• Problem details: Copy the data that follows exactly. Include no pictures.

======== Information given ========

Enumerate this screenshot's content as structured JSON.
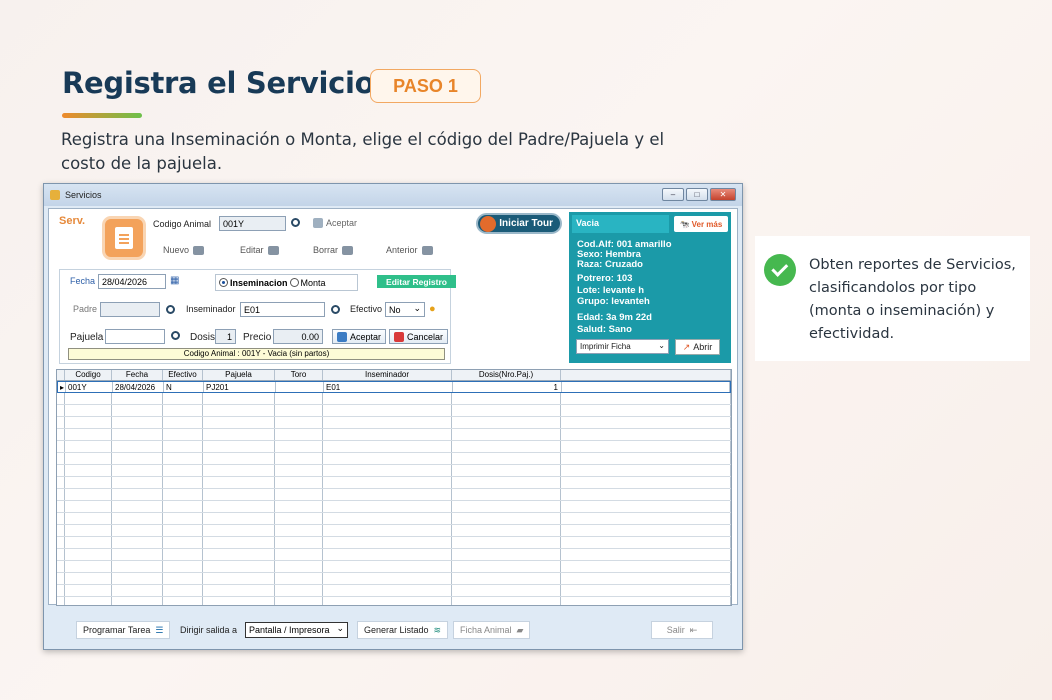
{
  "heading": {
    "title": "Registra el Servicio",
    "step": "PASO 1",
    "subtitle": "Registra una Inseminación o Monta, elige el código del Padre/Pajuela y el costo de la pajuela."
  },
  "window": {
    "title": "Servicios",
    "section": "Serv.",
    "codigo_label": "Codigo Animal",
    "codigo_value": "001Y",
    "aceptar_top": "Aceptar",
    "actions": {
      "nuevo": "Nuevo",
      "editar": "Editar",
      "borrar": "Borrar",
      "anterior": "Anterior"
    },
    "tour": "Iniciar Tour",
    "panel": {
      "status": "Vacia",
      "ver_mas": "Ver más",
      "cod": "Cod.Alf: 001 amarillo",
      "sexo": "Sexo: Hembra",
      "raza": "Raza: Cruzado",
      "potrero": "Potrero: 103",
      "lote": "Lote: levante h",
      "grupo": "Grupo: levanteh",
      "edad": "Edad: 3a 9m 22d",
      "salud": "Salud: Sano",
      "ficha_select": "Imprimir Ficha",
      "abrir": "Abrir"
    },
    "form": {
      "fecha_label": "Fecha",
      "fecha_value": "28/04/2026",
      "radio_inseminacion": "Inseminacion",
      "radio_monta": "Monta",
      "editar_registro": "Editar Registro",
      "padre_label": "Padre",
      "padre_value": "",
      "inseminador_label": "Inseminador",
      "inseminador_value": "E01",
      "efectivo_label": "Efectivo",
      "efectivo_value": "No",
      "pajuela_label": "Pajuela",
      "pajuela_value": "",
      "dosis_label": "Dosis",
      "dosis_value": "1",
      "precio_label": "Precio",
      "precio_value": "0.00",
      "aceptar": "Aceptar",
      "cancelar": "Cancelar",
      "status_line": "Codigo Animal : 001Y - Vacia (sin partos)"
    },
    "grid": {
      "headers": [
        "Codigo",
        "Fecha",
        "Efectivo",
        "Pajuela",
        "Toro",
        "Inseminador",
        "Dosis(Nro.Paj.)"
      ],
      "rows": [
        [
          "001Y",
          "28/04/2026",
          "N",
          "PJ201",
          "",
          "E01",
          "1"
        ]
      ]
    },
    "bottom": {
      "programar": "Programar Tarea",
      "dirigir": "Dirigir salida a",
      "salida_value": "Pantalla / Impresora",
      "generar": "Generar Listado",
      "ficha": "Ficha Animal",
      "salir": "Salir"
    }
  },
  "note": {
    "text": "Obten reportes de Servicios, clasificandolos por tipo (monta o inseminación) y efectividad."
  },
  "colors": {
    "accent": "#e8852a",
    "teal": "#1b9aa8",
    "title": "#183a57",
    "check": "#46b84f"
  }
}
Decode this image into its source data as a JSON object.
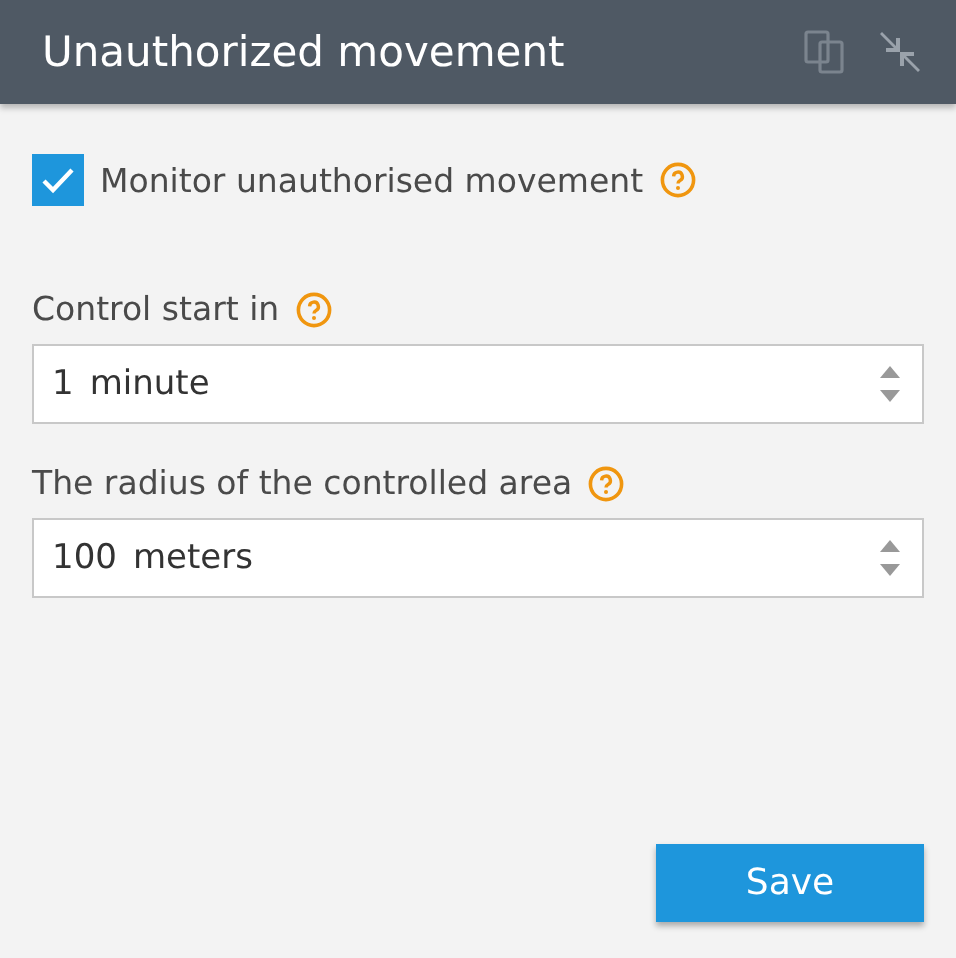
{
  "window": {
    "title": "Unauthorized movement"
  },
  "monitor": {
    "label": "Monitor unauthorised movement",
    "checked": true
  },
  "fields": [
    {
      "label": "Control start in",
      "value": "1",
      "unit": "minute"
    },
    {
      "label": "The radius of the controlled area",
      "value": "100",
      "unit": "meters"
    }
  ],
  "buttons": [
    "Save"
  ]
}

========

• Response for this exercise:
Enumerate this screenshot's content as structured JSON.
{
  "heading": {
    "title": "Registra el Servicio",
    "step": "PASO 1",
    "subtitle": "Registra una Inseminación o Monta, elige el código del Padre/Pajuela y el costo de la pajuela."
  },
  "window": {
    "title": "Servicios",
    "section": "Serv.",
    "codigo_label": "Codigo Animal",
    "codigo_value": "001Y",
    "aceptar_top": "Aceptar",
    "actions": {
      "nuevo": "Nuevo",
      "editar": "Editar",
      "borrar": "Borrar",
      "anterior": "Anterior"
    },
    "tour": "Iniciar Tour",
    "panel": {
      "status": "Vacia",
      "ver_mas": "Ver más",
      "cod": "Cod.Alf: 001 amarillo",
      "sexo": "Sexo: Hembra",
      "raza": "Raza: Cruzado",
      "potrero": "Potrero: 103",
      "lote": "Lote: levante h",
      "grupo": "Grupo: levanteh",
      "edad": "Edad: 3a 9m 22d",
      "salud": "Salud: Sano",
      "ficha_select": "Imprimir Ficha",
      "abrir": "Abrir"
    },
    "form": {
      "fecha_label": "Fecha",
      "fecha_value": "28/04/2026",
      "radio_inseminacion": "Inseminacion",
      "radio_monta": "Monta",
      "editar_registro": "Editar Registro",
      "padre_label": "Padre",
      "padre_value": "",
      "inseminador_label": "Inseminador",
      "inseminador_value": "E01",
      "efectivo_label": "Efectivo",
      "efectivo_value": "No",
      "pajuela_label": "Pajuela",
      "pajuela_value": "",
      "dosis_label": "Dosis",
      "dosis_value": "1",
      "precio_label": "Precio",
      "precio_value": "0.00",
      "aceptar": "Aceptar",
      "cancelar": "Cancelar",
      "status_line": "Codigo Animal : 001Y - Vacia (sin partos)"
    },
    "grid": {
      "headers": [
        "Codigo",
        "Fecha",
        "Efectivo",
        "Pajuela",
        "Toro",
        "Inseminador",
        "Dosis(Nro.Paj.)"
      ],
      "rows": [
        [
          "001Y",
          "28/04/2026",
          "N",
          "PJ201",
          "",
          "E01",
          "1"
        ]
      ]
    },
    "bottom": {
      "programar": "Programar Tarea",
      "dirigir": "Dirigir salida a",
      "salida_value": "Pantalla / Impresora",
      "generar": "Generar Listado",
      "ficha": "Ficha Animal",
      "salir": "Salir"
    }
  },
  "note": {
    "text": "Obten reportes de Servicios, clasificandolos por tipo (monta o inseminación) y efectividad."
  },
  "colors": {
    "accent": "#e8852a",
    "teal": "#1b9aa8",
    "title": "#183a57",
    "check": "#46b84f"
  }
}
Decode this image into its source data as a JSON object.
{
  "window": {
    "title": "Unauthorized movement"
  },
  "monitor": {
    "label": "Monitor unauthorised movement",
    "checked": true
  },
  "fields": [
    {
      "label": "Control start in",
      "value": "1",
      "unit": "minute"
    },
    {
      "label": "The radius of the controlled area",
      "value": "100",
      "unit": "meters"
    }
  ],
  "buttons": [
    "Save"
  ]
}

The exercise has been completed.